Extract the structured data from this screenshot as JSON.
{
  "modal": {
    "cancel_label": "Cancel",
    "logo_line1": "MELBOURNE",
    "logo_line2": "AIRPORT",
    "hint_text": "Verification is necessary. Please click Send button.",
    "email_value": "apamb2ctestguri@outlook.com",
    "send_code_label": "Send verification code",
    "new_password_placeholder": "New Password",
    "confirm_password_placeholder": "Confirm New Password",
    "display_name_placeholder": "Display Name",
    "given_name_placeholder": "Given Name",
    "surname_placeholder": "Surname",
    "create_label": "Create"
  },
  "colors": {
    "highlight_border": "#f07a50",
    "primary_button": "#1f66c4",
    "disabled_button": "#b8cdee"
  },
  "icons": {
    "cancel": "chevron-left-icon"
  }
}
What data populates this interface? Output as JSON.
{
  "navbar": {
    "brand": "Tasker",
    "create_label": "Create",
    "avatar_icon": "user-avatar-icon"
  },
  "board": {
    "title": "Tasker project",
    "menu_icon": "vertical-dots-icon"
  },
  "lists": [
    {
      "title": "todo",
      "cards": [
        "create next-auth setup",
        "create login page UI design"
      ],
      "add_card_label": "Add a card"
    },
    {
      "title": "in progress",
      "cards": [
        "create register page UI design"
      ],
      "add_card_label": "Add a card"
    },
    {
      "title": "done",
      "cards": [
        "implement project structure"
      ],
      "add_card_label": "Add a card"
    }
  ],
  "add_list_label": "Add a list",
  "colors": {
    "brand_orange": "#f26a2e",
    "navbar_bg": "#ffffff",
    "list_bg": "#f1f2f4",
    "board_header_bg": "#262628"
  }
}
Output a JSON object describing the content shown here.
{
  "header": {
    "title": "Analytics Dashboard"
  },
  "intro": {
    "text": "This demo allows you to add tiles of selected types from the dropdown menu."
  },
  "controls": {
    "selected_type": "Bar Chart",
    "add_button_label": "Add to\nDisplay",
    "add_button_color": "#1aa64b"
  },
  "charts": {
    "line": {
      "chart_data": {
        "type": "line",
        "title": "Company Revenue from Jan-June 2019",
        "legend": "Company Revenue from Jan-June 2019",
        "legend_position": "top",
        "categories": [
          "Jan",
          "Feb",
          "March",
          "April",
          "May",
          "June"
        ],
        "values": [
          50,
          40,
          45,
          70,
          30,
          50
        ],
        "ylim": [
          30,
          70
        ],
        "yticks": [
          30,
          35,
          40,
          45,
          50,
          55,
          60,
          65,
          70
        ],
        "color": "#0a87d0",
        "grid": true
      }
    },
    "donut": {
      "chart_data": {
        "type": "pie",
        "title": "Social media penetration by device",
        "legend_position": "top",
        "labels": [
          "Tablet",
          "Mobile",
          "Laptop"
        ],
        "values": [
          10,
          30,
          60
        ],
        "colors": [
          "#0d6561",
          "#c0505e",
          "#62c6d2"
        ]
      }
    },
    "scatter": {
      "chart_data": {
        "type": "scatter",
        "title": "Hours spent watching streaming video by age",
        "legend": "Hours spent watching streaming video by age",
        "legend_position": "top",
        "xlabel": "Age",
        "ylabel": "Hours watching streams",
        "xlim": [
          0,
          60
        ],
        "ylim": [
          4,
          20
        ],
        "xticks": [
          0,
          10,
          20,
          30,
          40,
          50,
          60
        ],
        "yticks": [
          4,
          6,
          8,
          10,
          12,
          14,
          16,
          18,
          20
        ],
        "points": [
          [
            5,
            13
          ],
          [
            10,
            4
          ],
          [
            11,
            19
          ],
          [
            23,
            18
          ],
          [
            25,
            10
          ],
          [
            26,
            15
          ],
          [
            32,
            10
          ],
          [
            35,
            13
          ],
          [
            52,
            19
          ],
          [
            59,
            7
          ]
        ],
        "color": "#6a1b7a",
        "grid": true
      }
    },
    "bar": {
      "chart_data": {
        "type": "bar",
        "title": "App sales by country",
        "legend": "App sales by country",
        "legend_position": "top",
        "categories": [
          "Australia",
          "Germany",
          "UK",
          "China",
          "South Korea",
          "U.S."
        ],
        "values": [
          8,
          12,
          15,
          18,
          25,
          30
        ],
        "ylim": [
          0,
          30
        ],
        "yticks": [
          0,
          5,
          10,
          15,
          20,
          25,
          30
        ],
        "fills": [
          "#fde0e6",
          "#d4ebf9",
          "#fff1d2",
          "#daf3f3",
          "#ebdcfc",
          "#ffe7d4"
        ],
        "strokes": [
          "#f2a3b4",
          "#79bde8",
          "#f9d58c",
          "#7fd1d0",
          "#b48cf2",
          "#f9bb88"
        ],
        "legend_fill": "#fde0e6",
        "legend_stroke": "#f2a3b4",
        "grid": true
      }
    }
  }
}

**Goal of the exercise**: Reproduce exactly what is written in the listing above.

**Output of the task**:
Extract the structured data from this screenshot as JSON.
{
  "modal": {
    "cancel_label": "Cancel",
    "logo_line1": "MELBOURNE",
    "logo_line2": "AIRPORT",
    "hint_text": "Verification is necessary. Please click Send button.",
    "email_value": "apamb2ctestguri@outlook.com",
    "send_code_label": "Send verification code",
    "new_password_placeholder": "New Password",
    "confirm_password_placeholder": "Confirm New Password",
    "display_name_placeholder": "Display Name",
    "given_name_placeholder": "Given Name",
    "surname_placeholder": "Surname",
    "create_label": "Create"
  },
  "colors": {
    "highlight_border": "#f07a50",
    "primary_button": "#1f66c4",
    "disabled_button": "#b8cdee"
  },
  "icons": {
    "cancel": "chevron-left-icon"
  }
}
What data populates this interface? Output as JSON.
{
  "navbar": {
    "brand": "Tasker",
    "create_label": "Create",
    "avatar_icon": "user-avatar-icon"
  },
  "board": {
    "title": "Tasker project",
    "menu_icon": "vertical-dots-icon"
  },
  "lists": [
    {
      "title": "todo",
      "cards": [
        "create next-auth setup",
        "create login page UI design"
      ],
      "add_card_label": "Add a card"
    },
    {
      "title": "in progress",
      "cards": [
        "create register page UI design"
      ],
      "add_card_label": "Add a card"
    },
    {
      "title": "done",
      "cards": [
        "implement project structure"
      ],
      "add_card_label": "Add a card"
    }
  ],
  "add_list_label": "Add a list",
  "colors": {
    "brand_orange": "#f26a2e",
    "navbar_bg": "#ffffff",
    "list_bg": "#f1f2f4",
    "board_header_bg": "#262628"
  }
}
Output a JSON object describing the content shown here.
{
  "header": {
    "title": "Analytics Dashboard"
  },
  "intro": {
    "text": "This demo allows you to add tiles of selected types from the dropdown menu."
  },
  "controls": {
    "selected_type": "Bar Chart",
    "add_button_label": "Add to\nDisplay",
    "add_button_color": "#1aa64b"
  },
  "charts": {
    "line": {
      "chart_data": {
        "type": "line",
        "title": "Company Revenue from Jan-June 2019",
        "legend": "Company Revenue from Jan-June 2019",
        "legend_position": "top",
        "categories": [
          "Jan",
          "Feb",
          "March",
          "April",
          "May",
          "June"
        ],
        "values": [
          50,
          40,
          45,
          70,
          30,
          50
        ],
        "ylim": [
          30,
          70
        ],
        "yticks": [
          30,
          35,
          40,
          45,
          50,
          55,
          60,
          65,
          70
        ],
        "color": "#0a87d0",
        "grid": true
      }
    },
    "donut": {
      "chart_data": {
        "type": "pie",
        "title": "Social media penetration by device",
        "legend_position": "top",
        "labels": [
          "Tablet",
          "Mobile",
          "Laptop"
        ],
        "values": [
          10,
          30,
          60
        ],
        "colors": [
          "#0d6561",
          "#c0505e",
          "#62c6d2"
        ]
      }
    },
    "scatter": {
      "chart_data": {
        "type": "scatter",
        "title": "Hours spent watching streaming video by age",
        "legend": "Hours spent watching streaming video by age",
        "legend_position": "top",
        "xlabel": "Age",
        "ylabel": "Hours watching streams",
        "xlim": [
          0,
          60
        ],
        "ylim": [
          4,
          20
        ],
        "xticks": [
          0,
          10,
          20,
          30,
          40,
          50,
          60
        ],
        "yticks": [
          4,
          6,
          8,
          10,
          12,
          14,
          16,
          18,
          20
        ],
        "points": [
          [
            5,
            13
          ],
          [
            10,
            4
          ],
          [
            11,
            19
          ],
          [
            23,
            18
          ],
          [
            25,
            10
          ],
          [
            26,
            15
          ],
          [
            32,
            10
          ],
          [
            35,
            13
          ],
          [
            52,
            19
          ],
          [
            59,
            7
          ]
        ],
        "color": "#6a1b7a",
        "grid": true
      }
    },
    "bar": {
      "chart_data": {
        "type": "bar",
        "title": "App sales by country",
        "legend": "App sales by country",
        "legend_position": "top",
        "categories": [
          "Australia",
          "Germany",
          "UK",
          "China",
          "South Korea",
          "U.S."
        ],
        "values": [
          8,
          12,
          15,
          18,
          25,
          30
        ],
        "ylim": [
          0,
          30
        ],
        "yticks": [
          0,
          5,
          10,
          15,
          20,
          25,
          30
        ],
        "fills": [
          "#fde0e6",
          "#d4ebf9",
          "#fff1d2",
          "#daf3f3",
          "#ebdcfc",
          "#ffe7d4"
        ],
        "strokes": [
          "#f2a3b4",
          "#79bde8",
          "#f9d58c",
          "#7fd1d0",
          "#b48cf2",
          "#f9bb88"
        ],
        "legend_fill": "#fde0e6",
        "legend_stroke": "#f2a3b4",
        "grid": true
      }
    }
  }
}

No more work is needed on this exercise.